## Exercise aim
Write out all of the entries exactly, please.

(Dataset excerpts)
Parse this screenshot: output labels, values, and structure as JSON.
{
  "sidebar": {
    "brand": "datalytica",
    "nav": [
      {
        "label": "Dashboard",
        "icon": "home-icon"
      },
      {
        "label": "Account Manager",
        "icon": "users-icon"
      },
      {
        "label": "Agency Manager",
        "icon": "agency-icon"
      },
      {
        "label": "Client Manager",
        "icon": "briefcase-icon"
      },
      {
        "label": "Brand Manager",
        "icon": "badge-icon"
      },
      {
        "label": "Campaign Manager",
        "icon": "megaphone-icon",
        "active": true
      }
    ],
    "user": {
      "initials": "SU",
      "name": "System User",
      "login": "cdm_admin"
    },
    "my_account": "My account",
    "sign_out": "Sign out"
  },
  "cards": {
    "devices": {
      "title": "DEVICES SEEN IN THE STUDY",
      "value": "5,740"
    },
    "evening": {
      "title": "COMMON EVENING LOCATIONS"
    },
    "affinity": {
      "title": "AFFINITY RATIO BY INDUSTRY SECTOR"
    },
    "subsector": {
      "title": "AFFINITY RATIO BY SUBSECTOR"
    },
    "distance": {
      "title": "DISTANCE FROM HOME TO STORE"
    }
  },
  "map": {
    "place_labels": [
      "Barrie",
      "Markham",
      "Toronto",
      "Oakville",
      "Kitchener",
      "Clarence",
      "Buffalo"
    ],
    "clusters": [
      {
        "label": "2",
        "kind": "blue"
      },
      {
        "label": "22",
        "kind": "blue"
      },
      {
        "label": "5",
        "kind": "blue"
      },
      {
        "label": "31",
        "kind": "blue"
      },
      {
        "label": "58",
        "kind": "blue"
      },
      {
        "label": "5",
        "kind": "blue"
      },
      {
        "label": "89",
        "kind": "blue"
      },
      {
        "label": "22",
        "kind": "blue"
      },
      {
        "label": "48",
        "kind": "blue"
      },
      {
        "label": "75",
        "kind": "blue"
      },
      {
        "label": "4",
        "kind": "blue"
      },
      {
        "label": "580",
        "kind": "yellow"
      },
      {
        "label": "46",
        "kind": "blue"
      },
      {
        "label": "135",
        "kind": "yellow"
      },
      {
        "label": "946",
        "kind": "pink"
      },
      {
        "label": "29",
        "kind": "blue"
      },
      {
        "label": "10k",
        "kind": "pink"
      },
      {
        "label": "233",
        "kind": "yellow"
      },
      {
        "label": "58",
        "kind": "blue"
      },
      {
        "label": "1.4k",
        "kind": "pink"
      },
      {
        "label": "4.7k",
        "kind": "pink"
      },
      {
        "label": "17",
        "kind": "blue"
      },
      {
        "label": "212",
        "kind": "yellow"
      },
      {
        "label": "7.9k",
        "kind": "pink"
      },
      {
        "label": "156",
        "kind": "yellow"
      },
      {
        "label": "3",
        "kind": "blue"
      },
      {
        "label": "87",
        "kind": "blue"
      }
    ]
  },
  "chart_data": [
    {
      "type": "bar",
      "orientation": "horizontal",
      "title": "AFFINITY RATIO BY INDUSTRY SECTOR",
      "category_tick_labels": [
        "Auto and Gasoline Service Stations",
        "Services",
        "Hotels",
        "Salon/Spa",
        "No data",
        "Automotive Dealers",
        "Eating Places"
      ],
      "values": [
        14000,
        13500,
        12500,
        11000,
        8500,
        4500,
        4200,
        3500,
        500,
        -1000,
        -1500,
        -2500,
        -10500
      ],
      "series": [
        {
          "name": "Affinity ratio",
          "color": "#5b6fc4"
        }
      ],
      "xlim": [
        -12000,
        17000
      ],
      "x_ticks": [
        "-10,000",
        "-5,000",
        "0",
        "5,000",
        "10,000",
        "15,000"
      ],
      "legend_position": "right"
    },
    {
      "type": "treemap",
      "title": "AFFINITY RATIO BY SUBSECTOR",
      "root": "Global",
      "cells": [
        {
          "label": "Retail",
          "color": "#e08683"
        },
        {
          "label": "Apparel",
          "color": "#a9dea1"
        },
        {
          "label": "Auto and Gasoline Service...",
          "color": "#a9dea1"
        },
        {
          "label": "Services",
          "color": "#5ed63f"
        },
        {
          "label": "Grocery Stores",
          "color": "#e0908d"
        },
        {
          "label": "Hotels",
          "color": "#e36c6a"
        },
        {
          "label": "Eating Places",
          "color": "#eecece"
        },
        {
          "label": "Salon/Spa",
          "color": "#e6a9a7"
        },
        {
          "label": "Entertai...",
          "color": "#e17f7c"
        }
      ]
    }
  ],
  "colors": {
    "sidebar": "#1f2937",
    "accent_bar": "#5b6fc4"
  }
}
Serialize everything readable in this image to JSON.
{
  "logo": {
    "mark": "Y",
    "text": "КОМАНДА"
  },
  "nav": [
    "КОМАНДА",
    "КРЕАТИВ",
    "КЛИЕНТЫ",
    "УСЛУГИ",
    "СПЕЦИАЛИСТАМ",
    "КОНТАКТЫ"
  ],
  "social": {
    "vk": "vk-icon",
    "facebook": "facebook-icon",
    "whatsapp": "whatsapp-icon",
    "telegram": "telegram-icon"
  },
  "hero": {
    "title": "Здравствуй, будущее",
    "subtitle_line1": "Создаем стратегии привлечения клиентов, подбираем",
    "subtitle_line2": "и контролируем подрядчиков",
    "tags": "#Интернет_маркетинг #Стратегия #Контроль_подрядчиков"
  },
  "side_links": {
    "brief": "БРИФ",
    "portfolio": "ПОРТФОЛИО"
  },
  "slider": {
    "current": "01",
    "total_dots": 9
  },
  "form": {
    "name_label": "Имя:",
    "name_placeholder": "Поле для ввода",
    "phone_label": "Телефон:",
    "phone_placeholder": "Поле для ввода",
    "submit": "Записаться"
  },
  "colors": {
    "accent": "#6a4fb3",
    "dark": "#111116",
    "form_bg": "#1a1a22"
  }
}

## Problem solution
Parse this screenshot: output labels, values, and structure as JSON.
{
  "sidebar": {
    "brand": "datalytica",
    "nav": [
      {
        "label": "Dashboard",
        "icon": "home-icon"
      },
      {
        "label": "Account Manager",
        "icon": "users-icon"
      },
      {
        "label": "Agency Manager",
        "icon": "agency-icon"
      },
      {
        "label": "Client Manager",
        "icon": "briefcase-icon"
      },
      {
        "label": "Brand Manager",
        "icon": "badge-icon"
      },
      {
        "label": "Campaign Manager",
        "icon": "megaphone-icon",
        "active": true
      }
    ],
    "user": {
      "initials": "SU",
      "name": "System User",
      "login": "cdm_admin"
    },
    "my_account": "My account",
    "sign_out": "Sign out"
  },
  "cards": {
    "devices": {
      "title": "DEVICES SEEN IN THE STUDY",
      "value": "5,740"
    },
    "evening": {
      "title": "COMMON EVENING LOCATIONS"
    },
    "affinity": {
      "title": "AFFINITY RATIO BY INDUSTRY SECTOR"
    },
    "subsector": {
      "title": "AFFINITY RATIO BY SUBSECTOR"
    },
    "distance": {
      "title": "DISTANCE FROM HOME TO STORE"
    }
  },
  "map": {
    "place_labels": [
      "Barrie",
      "Markham",
      "Toronto",
      "Oakville",
      "Kitchener",
      "Clarence",
      "Buffalo"
    ],
    "clusters": [
      {
        "label": "2",
        "kind": "blue"
      },
      {
        "label": "22",
        "kind": "blue"
      },
      {
        "label": "5",
        "kind": "blue"
      },
      {
        "label": "31",
        "kind": "blue"
      },
      {
        "label": "58",
        "kind": "blue"
      },
      {
        "label": "5",
        "kind": "blue"
      },
      {
        "label": "89",
        "kind": "blue"
      },
      {
        "label": "22",
        "kind": "blue"
      },
      {
        "label": "48",
        "kind": "blue"
      },
      {
        "label": "75",
        "kind": "blue"
      },
      {
        "label": "4",
        "kind": "blue"
      },
      {
        "label": "580",
        "kind": "yellow"
      },
      {
        "label": "46",
        "kind": "blue"
      },
      {
        "label": "135",
        "kind": "yellow"
      },
      {
        "label": "946",
        "kind": "pink"
      },
      {
        "label": "29",
        "kind": "blue"
      },
      {
        "label": "10k",
        "kind": "pink"
      },
      {
        "label": "233",
        "kind": "yellow"
      },
      {
        "label": "58",
        "kind": "blue"
      },
      {
        "label": "1.4k",
        "kind": "pink"
      },
      {
        "label": "4.7k",
        "kind": "pink"
      },
      {
        "label": "17",
        "kind": "blue"
      },
      {
        "label": "212",
        "kind": "yellow"
      },
      {
        "label": "7.9k",
        "kind": "pink"
      },
      {
        "label": "156",
        "kind": "yellow"
      },
      {
        "label": "3",
        "kind": "blue"
      },
      {
        "label": "87",
        "kind": "blue"
      }
    ]
  },
  "chart_data": [
    {
      "type": "bar",
      "orientation": "horizontal",
      "title": "AFFINITY RATIO BY INDUSTRY SECTOR",
      "category_tick_labels": [
        "Auto and Gasoline Service Stations",
        "Services",
        "Hotels",
        "Salon/Spa",
        "No data",
        "Automotive Dealers",
        "Eating Places"
      ],
      "values": [
        14000,
        13500,
        12500,
        11000,
        8500,
        4500,
        4200,
        3500,
        500,
        -1000,
        -1500,
        -2500,
        -10500
      ],
      "series": [
        {
          "name": "Affinity ratio",
          "color": "#5b6fc4"
        }
      ],
      "xlim": [
        -12000,
        17000
      ],
      "x_ticks": [
        "-10,000",
        "-5,000",
        "0",
        "5,000",
        "10,000",
        "15,000"
      ],
      "legend_position": "right"
    },
    {
      "type": "treemap",
      "title": "AFFINITY RATIO BY SUBSECTOR",
      "root": "Global",
      "cells": [
        {
          "label": "Retail",
          "color": "#e08683"
        },
        {
          "label": "Apparel",
          "color": "#a9dea1"
        },
        {
          "label": "Auto and Gasoline Service...",
          "color": "#a9dea1"
        },
        {
          "label": "Services",
          "color": "#5ed63f"
        },
        {
          "label": "Grocery Stores",
          "color": "#e0908d"
        },
        {
          "label": "Hotels",
          "color": "#e36c6a"
        },
        {
          "label": "Eating Places",
          "color": "#eecece"
        },
        {
          "label": "Salon/Spa",
          "color": "#e6a9a7"
        },
        {
          "label": "Entertai...",
          "color": "#e17f7c"
        }
      ]
    }
  ],
  "colors": {
    "sidebar": "#1f2937",
    "accent_bar": "#5b6fc4"
  }
}
Serialize everything readable in this image to JSON.
{
  "logo": {
    "mark": "Y",
    "text": "КОМАНДА"
  },
  "nav": [
    "КОМАНДА",
    "КРЕАТИВ",
    "КЛИЕНТЫ",
    "УСЛУГИ",
    "СПЕЦИАЛИСТАМ",
    "КОНТАКТЫ"
  ],
  "social": {
    "vk": "vk-icon",
    "facebook": "facebook-icon",
    "whatsapp": "whatsapp-icon",
    "telegram": "telegram-icon"
  },
  "hero": {
    "title": "Здравствуй, будущее",
    "subtitle_line1": "Создаем стратегии привлечения клиентов, подбираем",
    "subtitle_line2": "и контролируем подрядчиков",
    "tags": "#Интернет_маркетинг #Стратегия #Контроль_подрядчиков"
  },
  "side_links": {
    "brief": "БРИФ",
    "portfolio": "ПОРТФОЛИО"
  },
  "slider": {
    "current": "01",
    "total_dots": 9
  },
  "form": {
    "name_label": "Имя:",
    "name_placeholder": "Поле для ввода",
    "phone_label": "Телефон:",
    "phone_placeholder": "Поле для ввода",
    "submit": "Записаться"
  },
  "colors": {
    "accent": "#6a4fb3",
    "dark": "#111116",
    "form_bg": "#1a1a22"
  }
}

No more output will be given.